[Dataset rows describing interfaces]

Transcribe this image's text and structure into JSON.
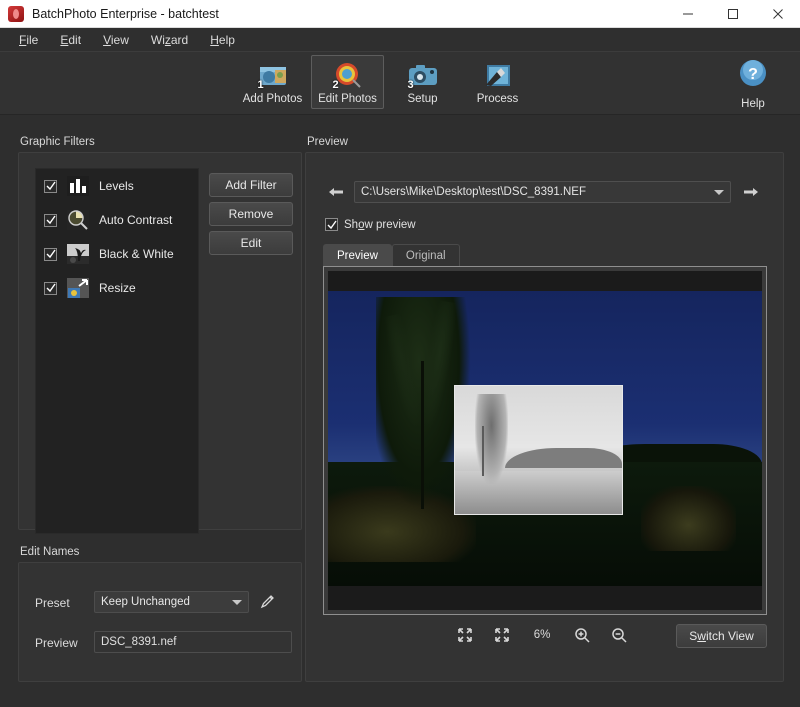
{
  "window": {
    "title": "BatchPhoto Enterprise - batchtest",
    "app_icon": "batchphoto-app-icon",
    "controls": {
      "minimize": "minimize-icon",
      "maximize": "maximize-icon",
      "close": "close-icon"
    }
  },
  "menubar": {
    "items": [
      {
        "label": "File",
        "mnemonic": "F"
      },
      {
        "label": "Edit",
        "mnemonic": "E"
      },
      {
        "label": "View",
        "mnemonic": "V"
      },
      {
        "label": "Wizard",
        "mnemonic": "z"
      },
      {
        "label": "Help",
        "mnemonic": "H"
      }
    ]
  },
  "toolbar": {
    "buttons": [
      {
        "label": "Add Photos",
        "step": "1",
        "icon": "add-photos-icon",
        "active": false
      },
      {
        "label": "Edit Photos",
        "step": "2",
        "icon": "edit-photos-icon",
        "active": true
      },
      {
        "label": "Setup",
        "step": "3",
        "icon": "setup-icon",
        "active": false
      },
      {
        "label": "Process",
        "step": "",
        "icon": "process-icon",
        "active": false
      }
    ],
    "help": {
      "label": "Help",
      "icon": "help-icon"
    }
  },
  "graphic_filters": {
    "group_label": "Graphic Filters",
    "filters": [
      {
        "name": "Levels",
        "checked": true,
        "icon": "levels-icon"
      },
      {
        "name": "Auto Contrast",
        "checked": true,
        "icon": "auto-contrast-icon"
      },
      {
        "name": "Black & White",
        "checked": true,
        "icon": "black-and-white-icon"
      },
      {
        "name": "Resize",
        "checked": true,
        "icon": "resize-icon"
      }
    ],
    "buttons": {
      "add": "Add Filter",
      "remove": "Remove",
      "edit": "Edit"
    }
  },
  "edit_names": {
    "group_label": "Edit Names",
    "preset_label": "Preset",
    "preset_value": "Keep Unchanged",
    "edit_icon": "pencil-icon",
    "preview_label": "Preview",
    "preview_value": "DSC_8391.nef"
  },
  "preview": {
    "group_label": "Preview",
    "back_icon": "arrow-left-icon",
    "forward_icon": "arrow-right-icon",
    "path": "C:\\Users\\Mike\\Desktop\\test\\DSC_8391.NEF",
    "show_preview_label": "Show preview",
    "show_preview_checked": true,
    "tabs": [
      {
        "label": "Preview",
        "active": true
      },
      {
        "label": "Original",
        "active": false
      }
    ],
    "zoom": {
      "fit_icon": "fit-to-window-icon",
      "actual_icon": "actual-size-icon",
      "level": "6%",
      "zoom_in_icon": "zoom-in-icon",
      "zoom_out_icon": "zoom-out-icon"
    },
    "switch_view_label": "Switch View"
  },
  "colors": {
    "window_bg": "#2e2e2e",
    "panel_bg": "#333333",
    "list_bg": "#222222",
    "text": "#e8e8e8",
    "titlebar_bg": "#ffffff",
    "accent_help": "#4a90c4"
  }
}
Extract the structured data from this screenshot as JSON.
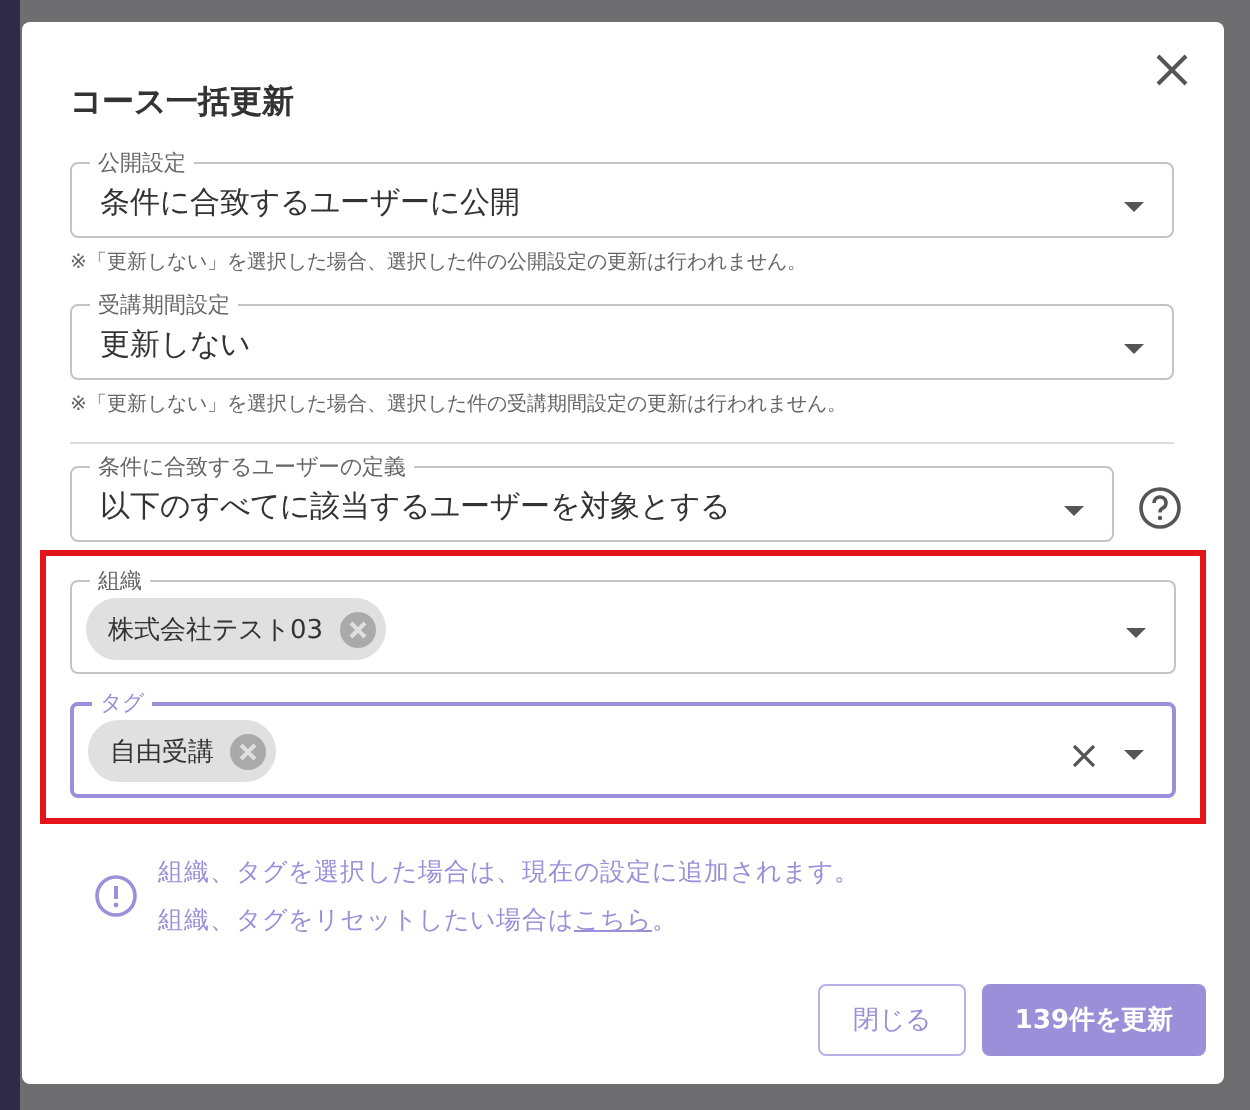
{
  "dialog": {
    "title": "コース一括更新",
    "selects": [
      {
        "label": "公開設定",
        "value": "条件に合致するユーザーに公開",
        "note": "※「更新しない」を選択した場合、選択した件の公開設定の更新は行われません。"
      },
      {
        "label": "受講期間設定",
        "value": "更新しない",
        "note": "※「更新しない」を選択した場合、選択した件の受講期間設定の更新は行われません。"
      }
    ],
    "condition": {
      "label": "条件に合致するユーザーの定義",
      "value": "以下のすべてに該当するユーザーを対象とする"
    },
    "filters": [
      {
        "label": "組織",
        "chips": [
          "株式会社テスト03"
        ],
        "focused": false
      },
      {
        "label": "タグ",
        "chips": [
          "自由受講"
        ],
        "focused": true
      }
    ],
    "info": {
      "line_1": "組織、タグを選択した場合は、現在の設定に追加されます。",
      "line_2": "組織、タグをリセットしたい場合は",
      "link": "こちら",
      "line_2_end": "。"
    },
    "buttons": [
      {
        "label": "閉じる",
        "kind": "secondary"
      },
      {
        "label": "139件を更新",
        "kind": "primary"
      }
    ]
  }
}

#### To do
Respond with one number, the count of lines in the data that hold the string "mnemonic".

#### Exercise result
5